= Beginning of Section =

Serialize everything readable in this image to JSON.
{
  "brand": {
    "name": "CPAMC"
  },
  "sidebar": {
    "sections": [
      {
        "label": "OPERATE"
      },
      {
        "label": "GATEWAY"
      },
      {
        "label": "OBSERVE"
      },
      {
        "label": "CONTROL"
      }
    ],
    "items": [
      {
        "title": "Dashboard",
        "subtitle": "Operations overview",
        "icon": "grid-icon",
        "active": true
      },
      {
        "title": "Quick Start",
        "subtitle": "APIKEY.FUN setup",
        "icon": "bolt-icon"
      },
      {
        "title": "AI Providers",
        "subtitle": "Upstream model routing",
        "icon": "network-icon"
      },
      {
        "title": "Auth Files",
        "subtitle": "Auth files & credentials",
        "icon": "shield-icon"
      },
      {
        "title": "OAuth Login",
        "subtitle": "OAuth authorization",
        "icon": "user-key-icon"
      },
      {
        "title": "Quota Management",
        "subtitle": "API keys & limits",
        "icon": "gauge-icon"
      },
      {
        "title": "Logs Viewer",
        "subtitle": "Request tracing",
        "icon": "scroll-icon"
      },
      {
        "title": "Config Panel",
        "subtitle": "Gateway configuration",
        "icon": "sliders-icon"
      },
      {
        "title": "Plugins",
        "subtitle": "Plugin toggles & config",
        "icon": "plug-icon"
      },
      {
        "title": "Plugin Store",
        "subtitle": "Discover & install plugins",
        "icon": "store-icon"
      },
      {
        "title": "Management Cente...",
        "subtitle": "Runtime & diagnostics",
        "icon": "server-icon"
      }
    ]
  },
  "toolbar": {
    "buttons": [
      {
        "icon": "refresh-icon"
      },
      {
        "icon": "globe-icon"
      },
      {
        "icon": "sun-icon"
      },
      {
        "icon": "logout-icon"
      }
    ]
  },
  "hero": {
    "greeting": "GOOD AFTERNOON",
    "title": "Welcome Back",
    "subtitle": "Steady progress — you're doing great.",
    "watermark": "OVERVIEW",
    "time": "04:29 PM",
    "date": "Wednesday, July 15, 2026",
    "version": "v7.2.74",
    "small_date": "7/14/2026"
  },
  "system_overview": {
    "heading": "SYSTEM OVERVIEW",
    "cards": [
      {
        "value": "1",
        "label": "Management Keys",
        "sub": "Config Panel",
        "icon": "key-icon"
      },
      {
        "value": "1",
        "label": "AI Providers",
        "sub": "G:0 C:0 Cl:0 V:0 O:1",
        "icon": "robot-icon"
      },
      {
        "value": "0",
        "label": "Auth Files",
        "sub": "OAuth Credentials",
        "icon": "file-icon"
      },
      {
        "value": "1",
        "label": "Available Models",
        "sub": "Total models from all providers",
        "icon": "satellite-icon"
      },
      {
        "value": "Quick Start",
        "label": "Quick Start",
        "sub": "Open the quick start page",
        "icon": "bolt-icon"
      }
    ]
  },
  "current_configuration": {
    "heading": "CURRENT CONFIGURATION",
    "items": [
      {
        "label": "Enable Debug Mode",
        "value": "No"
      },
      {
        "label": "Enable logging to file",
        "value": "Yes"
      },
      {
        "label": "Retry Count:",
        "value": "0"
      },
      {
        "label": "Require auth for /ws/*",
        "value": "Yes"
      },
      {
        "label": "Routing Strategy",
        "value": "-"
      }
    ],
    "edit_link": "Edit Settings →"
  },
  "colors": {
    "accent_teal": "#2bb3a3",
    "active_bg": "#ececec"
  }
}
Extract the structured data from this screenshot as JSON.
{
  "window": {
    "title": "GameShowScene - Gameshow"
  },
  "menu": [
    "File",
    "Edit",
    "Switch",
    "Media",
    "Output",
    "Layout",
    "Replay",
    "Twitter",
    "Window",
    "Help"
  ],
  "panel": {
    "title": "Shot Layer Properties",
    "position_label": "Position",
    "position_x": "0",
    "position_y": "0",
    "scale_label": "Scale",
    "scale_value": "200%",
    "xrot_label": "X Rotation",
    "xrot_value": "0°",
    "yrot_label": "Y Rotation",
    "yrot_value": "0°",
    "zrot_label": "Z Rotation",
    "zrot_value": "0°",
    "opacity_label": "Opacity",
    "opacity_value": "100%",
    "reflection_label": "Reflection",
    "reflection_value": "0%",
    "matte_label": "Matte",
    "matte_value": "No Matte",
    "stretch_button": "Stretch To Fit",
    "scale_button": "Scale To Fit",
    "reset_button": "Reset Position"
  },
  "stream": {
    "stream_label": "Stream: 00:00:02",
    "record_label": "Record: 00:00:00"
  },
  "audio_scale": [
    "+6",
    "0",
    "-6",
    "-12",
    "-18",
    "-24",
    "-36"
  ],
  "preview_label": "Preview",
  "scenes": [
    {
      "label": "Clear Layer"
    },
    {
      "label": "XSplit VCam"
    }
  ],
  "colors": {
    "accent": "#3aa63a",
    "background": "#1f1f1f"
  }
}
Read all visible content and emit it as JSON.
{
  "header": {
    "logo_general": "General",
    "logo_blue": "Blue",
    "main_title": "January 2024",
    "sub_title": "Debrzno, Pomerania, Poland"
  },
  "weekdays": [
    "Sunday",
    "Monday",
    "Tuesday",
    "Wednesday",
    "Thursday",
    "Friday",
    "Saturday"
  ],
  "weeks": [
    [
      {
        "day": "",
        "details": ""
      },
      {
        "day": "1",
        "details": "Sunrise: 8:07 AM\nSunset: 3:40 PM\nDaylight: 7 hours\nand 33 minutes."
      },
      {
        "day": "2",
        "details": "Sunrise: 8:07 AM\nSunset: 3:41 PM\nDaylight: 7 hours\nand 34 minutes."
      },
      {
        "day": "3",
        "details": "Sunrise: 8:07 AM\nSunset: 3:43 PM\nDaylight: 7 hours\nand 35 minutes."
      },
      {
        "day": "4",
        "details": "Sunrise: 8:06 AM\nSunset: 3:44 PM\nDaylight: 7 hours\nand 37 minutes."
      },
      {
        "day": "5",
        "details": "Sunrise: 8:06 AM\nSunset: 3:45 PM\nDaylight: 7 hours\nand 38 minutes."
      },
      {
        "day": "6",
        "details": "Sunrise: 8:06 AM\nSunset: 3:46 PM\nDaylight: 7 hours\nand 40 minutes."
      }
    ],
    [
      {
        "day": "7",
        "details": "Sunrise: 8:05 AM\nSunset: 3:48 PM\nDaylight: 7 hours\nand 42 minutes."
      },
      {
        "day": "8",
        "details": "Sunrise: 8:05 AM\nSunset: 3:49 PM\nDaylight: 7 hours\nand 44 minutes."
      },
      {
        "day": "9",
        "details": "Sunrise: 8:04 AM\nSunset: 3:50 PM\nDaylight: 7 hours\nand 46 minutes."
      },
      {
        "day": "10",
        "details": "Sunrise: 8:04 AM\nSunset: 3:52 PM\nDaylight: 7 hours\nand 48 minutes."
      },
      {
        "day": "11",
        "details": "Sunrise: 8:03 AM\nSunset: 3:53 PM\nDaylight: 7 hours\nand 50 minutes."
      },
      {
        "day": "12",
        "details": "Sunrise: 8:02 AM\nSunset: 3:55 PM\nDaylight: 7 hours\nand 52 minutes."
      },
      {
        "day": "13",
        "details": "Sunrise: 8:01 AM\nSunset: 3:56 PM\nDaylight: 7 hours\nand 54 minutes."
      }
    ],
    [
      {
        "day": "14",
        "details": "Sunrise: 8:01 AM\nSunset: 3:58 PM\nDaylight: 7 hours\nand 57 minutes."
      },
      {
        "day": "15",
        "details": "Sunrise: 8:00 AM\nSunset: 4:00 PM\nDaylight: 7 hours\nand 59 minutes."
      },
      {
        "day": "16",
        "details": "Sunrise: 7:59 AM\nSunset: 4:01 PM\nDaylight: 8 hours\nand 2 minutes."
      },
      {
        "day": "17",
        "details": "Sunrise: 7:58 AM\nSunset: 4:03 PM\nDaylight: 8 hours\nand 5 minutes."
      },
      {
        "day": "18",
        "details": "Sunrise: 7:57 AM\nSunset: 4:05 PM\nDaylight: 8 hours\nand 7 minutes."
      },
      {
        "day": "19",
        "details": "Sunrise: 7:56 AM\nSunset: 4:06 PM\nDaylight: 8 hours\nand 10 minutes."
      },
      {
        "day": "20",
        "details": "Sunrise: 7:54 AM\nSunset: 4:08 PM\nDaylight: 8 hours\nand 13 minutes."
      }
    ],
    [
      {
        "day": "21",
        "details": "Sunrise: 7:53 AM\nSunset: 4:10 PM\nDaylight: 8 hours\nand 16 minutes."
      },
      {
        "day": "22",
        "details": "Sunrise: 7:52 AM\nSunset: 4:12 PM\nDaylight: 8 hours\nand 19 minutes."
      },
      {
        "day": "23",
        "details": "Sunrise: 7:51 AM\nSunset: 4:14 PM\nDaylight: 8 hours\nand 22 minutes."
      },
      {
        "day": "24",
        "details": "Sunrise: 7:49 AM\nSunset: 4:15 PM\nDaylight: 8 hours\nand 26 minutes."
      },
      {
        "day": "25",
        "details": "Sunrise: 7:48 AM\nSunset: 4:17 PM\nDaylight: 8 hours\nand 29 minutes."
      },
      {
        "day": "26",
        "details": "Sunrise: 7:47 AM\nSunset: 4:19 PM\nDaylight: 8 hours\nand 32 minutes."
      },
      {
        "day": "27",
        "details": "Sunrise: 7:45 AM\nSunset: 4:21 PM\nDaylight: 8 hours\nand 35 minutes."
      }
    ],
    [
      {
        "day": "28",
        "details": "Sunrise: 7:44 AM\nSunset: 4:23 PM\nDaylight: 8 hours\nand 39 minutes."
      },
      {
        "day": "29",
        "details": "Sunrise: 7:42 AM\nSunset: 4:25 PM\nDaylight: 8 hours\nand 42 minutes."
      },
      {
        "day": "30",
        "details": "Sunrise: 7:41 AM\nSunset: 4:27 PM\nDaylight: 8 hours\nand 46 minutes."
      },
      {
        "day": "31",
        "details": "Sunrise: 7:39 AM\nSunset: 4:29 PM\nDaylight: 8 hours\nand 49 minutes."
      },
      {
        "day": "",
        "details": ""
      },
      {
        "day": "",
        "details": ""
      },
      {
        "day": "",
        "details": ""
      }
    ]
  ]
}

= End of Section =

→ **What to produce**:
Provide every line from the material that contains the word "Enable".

→ **Exercise result**:
        "label": "Enable Debug Mode",
        "label": "Enable logging to file",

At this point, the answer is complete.